AIM OF THE EXERCISE -
From the material below, pull each line containing the string "Annað".

SUPPLIED DATA -
++++

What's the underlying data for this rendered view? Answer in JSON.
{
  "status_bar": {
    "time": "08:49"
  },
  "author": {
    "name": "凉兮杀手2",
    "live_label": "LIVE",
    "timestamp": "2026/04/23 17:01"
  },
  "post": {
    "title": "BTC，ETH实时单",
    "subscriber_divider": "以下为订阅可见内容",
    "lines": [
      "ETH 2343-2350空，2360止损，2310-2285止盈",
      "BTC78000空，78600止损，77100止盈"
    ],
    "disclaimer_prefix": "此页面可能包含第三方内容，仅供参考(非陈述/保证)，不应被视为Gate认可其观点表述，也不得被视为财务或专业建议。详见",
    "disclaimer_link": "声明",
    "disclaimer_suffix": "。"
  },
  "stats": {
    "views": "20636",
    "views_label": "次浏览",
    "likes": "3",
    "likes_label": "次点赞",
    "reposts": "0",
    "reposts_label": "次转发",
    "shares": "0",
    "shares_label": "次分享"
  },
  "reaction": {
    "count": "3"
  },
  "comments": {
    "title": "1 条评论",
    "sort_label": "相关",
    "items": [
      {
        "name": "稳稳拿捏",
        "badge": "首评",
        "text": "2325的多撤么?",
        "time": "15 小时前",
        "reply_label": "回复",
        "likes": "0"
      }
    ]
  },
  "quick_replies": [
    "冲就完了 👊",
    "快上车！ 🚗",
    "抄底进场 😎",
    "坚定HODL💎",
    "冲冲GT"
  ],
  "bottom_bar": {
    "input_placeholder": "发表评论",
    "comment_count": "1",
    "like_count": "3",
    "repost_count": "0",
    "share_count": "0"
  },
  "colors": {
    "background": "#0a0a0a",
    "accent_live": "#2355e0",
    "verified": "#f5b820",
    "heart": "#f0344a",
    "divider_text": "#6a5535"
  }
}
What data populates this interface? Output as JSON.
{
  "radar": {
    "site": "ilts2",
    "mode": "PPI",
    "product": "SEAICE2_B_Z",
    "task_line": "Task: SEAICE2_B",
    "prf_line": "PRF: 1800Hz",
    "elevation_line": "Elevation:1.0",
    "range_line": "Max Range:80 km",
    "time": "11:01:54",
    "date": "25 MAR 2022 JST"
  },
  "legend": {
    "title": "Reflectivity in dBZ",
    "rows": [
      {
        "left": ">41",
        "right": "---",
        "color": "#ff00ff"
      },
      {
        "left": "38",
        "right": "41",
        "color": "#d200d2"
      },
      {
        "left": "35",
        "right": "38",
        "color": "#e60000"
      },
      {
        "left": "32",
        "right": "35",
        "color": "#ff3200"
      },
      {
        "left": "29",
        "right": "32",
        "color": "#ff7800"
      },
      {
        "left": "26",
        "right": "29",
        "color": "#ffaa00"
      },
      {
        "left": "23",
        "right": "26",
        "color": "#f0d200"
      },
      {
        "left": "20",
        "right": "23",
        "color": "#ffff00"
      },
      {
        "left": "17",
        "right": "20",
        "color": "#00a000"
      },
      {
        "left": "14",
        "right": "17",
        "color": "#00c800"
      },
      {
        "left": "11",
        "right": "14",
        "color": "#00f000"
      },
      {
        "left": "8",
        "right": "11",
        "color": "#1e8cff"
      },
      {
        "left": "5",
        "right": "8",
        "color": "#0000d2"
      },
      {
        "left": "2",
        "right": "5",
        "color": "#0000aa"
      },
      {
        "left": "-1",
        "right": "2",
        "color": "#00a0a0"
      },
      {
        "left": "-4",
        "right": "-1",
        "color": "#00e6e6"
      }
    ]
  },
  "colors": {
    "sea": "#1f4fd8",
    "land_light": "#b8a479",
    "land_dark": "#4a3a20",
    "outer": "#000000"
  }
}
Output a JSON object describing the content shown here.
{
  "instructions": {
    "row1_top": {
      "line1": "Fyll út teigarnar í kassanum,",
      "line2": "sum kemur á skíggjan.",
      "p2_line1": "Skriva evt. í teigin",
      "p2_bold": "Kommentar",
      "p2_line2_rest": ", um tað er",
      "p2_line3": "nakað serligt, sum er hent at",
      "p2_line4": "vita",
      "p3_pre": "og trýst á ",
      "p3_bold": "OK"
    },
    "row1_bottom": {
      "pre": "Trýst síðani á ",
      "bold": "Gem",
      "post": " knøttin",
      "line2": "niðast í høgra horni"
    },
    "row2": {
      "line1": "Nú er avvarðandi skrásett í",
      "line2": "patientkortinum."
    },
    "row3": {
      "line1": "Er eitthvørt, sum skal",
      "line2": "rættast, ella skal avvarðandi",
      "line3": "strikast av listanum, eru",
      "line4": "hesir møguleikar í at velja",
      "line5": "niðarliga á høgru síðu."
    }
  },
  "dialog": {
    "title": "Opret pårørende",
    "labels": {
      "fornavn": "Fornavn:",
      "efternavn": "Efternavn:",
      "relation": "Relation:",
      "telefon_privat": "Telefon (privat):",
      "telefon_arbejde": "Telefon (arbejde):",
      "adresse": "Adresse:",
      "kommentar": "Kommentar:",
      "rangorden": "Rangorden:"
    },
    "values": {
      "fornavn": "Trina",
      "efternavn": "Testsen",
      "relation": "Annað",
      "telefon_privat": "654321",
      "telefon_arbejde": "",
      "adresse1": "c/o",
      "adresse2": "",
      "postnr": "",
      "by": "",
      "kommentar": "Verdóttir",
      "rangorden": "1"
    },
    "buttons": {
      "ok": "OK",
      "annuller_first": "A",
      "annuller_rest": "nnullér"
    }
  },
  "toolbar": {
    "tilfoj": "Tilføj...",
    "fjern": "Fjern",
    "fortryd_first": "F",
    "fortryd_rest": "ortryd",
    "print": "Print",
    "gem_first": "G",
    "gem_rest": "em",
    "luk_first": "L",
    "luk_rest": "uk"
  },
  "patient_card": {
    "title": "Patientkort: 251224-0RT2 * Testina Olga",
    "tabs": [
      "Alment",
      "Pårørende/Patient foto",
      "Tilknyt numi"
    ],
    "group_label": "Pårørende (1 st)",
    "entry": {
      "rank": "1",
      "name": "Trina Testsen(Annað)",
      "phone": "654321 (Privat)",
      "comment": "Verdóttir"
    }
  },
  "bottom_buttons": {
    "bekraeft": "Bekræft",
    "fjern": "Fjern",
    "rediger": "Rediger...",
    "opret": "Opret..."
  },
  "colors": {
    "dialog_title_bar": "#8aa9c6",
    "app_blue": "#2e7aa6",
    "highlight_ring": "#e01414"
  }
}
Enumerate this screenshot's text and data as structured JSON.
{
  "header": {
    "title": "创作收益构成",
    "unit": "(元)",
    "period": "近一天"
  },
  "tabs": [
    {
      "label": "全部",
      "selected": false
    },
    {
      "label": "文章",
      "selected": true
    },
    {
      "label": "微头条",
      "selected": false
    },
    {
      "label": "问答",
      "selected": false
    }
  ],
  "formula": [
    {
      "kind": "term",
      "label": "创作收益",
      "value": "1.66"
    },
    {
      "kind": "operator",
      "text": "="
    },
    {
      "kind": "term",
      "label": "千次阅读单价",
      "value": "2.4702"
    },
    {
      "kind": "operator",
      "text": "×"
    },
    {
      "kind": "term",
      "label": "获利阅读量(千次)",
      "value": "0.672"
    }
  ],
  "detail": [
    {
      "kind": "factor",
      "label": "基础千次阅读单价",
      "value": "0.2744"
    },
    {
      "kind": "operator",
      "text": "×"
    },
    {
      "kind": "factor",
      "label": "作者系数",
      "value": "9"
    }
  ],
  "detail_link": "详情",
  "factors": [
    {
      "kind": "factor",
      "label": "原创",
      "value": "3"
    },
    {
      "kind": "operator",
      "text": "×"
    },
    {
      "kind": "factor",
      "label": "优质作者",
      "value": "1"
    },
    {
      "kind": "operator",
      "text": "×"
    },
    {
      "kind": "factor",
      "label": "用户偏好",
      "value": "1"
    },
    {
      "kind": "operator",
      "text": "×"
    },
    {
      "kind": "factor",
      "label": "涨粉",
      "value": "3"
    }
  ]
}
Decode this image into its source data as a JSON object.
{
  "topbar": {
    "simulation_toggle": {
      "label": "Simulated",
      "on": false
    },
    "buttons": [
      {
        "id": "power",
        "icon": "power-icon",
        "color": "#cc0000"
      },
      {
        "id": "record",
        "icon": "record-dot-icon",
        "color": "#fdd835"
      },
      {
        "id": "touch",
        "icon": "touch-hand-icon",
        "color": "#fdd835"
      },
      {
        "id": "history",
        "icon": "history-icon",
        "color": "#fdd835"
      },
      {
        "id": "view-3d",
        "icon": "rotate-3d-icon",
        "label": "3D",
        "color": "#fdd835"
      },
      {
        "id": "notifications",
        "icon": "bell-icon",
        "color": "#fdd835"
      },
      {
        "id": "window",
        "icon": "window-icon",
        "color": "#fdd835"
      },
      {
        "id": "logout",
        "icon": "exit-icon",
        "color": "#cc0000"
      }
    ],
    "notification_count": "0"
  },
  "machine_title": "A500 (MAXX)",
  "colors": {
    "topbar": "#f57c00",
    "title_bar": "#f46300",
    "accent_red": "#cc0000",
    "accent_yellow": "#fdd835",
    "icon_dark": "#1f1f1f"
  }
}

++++

WRITTEN RESPONSE -
      "relation": "Annað",
      "name": "Trina Testsen(Annað)",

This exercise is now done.